In Arizona, Conspiracy is defined by A.R.S. §13-1003 as being an occurrence when a person acts with the intention to assist or promote in the commission of an illegal offense and makes an agreement with one or more people to engage in conduct that results in at least one person taking action to further the offense.
It is important to note, however, that an overt act is not always required when the conspirators worked together to commit a felony act upon another person, such as arson or first-degree burglary. Additionally, when a person is facing these charges and has reasonable knowledge that their co-conspirator has worked with third-parties to commit the same offensive act, then the defendant can also be connected to those third-parties. This can occur even when the defendant does not know the identity of the third-party individuals. Finally, anyone who is charged with Conspiracy should be aware that only one count can be charged for multiple offenses when the defendant has committed these acts under a single agreement with the co-conspirators.
Potential Punishments for Conspiracy
Those who have conspired to commit an act that is classified as a class one felony, such as murder, can be issued a life sentence in prison with no option for early release until they have served at least 25 years of their term.

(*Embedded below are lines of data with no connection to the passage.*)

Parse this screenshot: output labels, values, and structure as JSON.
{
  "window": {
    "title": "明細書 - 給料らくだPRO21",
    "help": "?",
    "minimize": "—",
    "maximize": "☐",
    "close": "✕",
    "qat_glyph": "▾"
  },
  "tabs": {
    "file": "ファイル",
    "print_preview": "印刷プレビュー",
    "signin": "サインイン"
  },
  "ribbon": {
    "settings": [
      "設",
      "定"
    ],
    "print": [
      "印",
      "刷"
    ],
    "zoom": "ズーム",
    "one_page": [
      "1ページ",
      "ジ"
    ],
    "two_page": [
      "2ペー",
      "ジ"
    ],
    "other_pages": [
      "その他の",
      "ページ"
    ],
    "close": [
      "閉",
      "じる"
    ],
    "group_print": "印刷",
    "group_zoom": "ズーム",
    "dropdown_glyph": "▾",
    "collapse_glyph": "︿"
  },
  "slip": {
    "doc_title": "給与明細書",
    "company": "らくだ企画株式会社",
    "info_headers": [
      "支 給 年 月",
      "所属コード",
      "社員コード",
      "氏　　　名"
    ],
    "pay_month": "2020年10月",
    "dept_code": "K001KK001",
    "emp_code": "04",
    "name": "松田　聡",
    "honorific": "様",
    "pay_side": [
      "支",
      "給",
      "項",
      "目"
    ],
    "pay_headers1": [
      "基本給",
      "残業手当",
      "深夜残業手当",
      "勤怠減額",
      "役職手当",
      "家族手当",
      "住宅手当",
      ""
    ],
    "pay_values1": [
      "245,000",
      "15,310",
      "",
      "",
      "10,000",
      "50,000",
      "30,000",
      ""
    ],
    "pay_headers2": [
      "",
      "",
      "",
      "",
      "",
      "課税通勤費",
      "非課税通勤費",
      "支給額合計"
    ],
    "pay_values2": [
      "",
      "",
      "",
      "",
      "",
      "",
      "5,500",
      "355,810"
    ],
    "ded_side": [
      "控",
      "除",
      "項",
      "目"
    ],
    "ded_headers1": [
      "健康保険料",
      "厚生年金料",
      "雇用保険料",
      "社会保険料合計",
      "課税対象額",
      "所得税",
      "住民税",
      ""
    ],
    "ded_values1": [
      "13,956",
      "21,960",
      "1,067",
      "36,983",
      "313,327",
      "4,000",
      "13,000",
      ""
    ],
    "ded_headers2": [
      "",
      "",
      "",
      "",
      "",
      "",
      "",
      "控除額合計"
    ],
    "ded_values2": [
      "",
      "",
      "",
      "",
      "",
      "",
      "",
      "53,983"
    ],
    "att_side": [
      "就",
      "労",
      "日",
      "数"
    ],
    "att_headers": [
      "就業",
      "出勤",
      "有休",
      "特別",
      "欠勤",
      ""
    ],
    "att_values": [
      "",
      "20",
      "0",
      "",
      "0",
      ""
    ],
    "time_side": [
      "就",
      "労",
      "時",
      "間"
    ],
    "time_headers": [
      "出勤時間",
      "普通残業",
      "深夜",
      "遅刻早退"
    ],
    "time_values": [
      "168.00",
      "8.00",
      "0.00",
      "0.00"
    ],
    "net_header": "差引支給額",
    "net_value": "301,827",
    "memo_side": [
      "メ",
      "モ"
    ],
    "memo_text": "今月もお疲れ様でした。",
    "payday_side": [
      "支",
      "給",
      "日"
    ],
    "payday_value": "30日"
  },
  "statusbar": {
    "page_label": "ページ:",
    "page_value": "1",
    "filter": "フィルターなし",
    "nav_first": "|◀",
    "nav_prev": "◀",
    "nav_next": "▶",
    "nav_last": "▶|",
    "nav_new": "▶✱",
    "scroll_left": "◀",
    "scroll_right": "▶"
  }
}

Any other charges for conspiring will be penalized according to the felony level issued for the crime that was the subject of the agreement among the conspirators. An example of this is a person who conspires with others to commit a class three felony. In this instance, a person would be tried and sentenced according to the procedures for any class three felony charge.
A first-offense class two felony faces a penalty ranging from probation to twelve and one-half years prison time. Those with one or more allegeable historical prior convictions can have their penalties escalated to include up to 35 years of incarceration.
A first-offense class three felony faces a penalty ranging from probation to eight and three-quarters years in jail. Those with one or more allegeable historical prior convictions can be sentenced with up to 24 years incarceration in prison.
A first-offense class four felony faces a penalty ranging from zero days up to a year in jail with probation, to three and three-quarter years prison time. Those with one or more allegeable historical prior convictions can be sentenced with up to 15 years of incarceration.
Potential Defenses for Conspiracy Charges
When defending these types of charges, the strategy used most often by our criminal defense lawyers will be to prove that the defendant lacked intent to assist in the commission of the offense. Using this defense, we will argue that even though it looked as if they defendant helped someone to commit an offense or acted with the conspirators, they actually had no knowledge that criminal conduct was taking place. This defense strategy rests upon the logic that one cannot conspire to commit an act when they have no knowledge of an agreement to commit a crime.
In addition to this defense, we can also prove that the defendant did not commit an overt act to further the alleged agreement with the conspirators. If no one took action, then this charge cannot stand. Our legal team also works to investigate every angle of a case to ensure that no other possible defenses are overlooked. For example, we will make sure your Miranda rights were upheld and that you were not forced by the law enforcement officers to self-incriminate during the investigation or subsequent arrest. To build this type of defense, it is important to act quickly because we will need enough time to interview witnesses, review police reports and investigate other aspects of your case.
At DM Cantor, our legal team is comprised of former prosecutors who are listed in the Bar Register of Preeminent Lawyers®. For free assistance with your case, contact us 24 hours a day at (602) 737-2812 or click here to fill out our online form for a free consultation that can have us started on your defense today.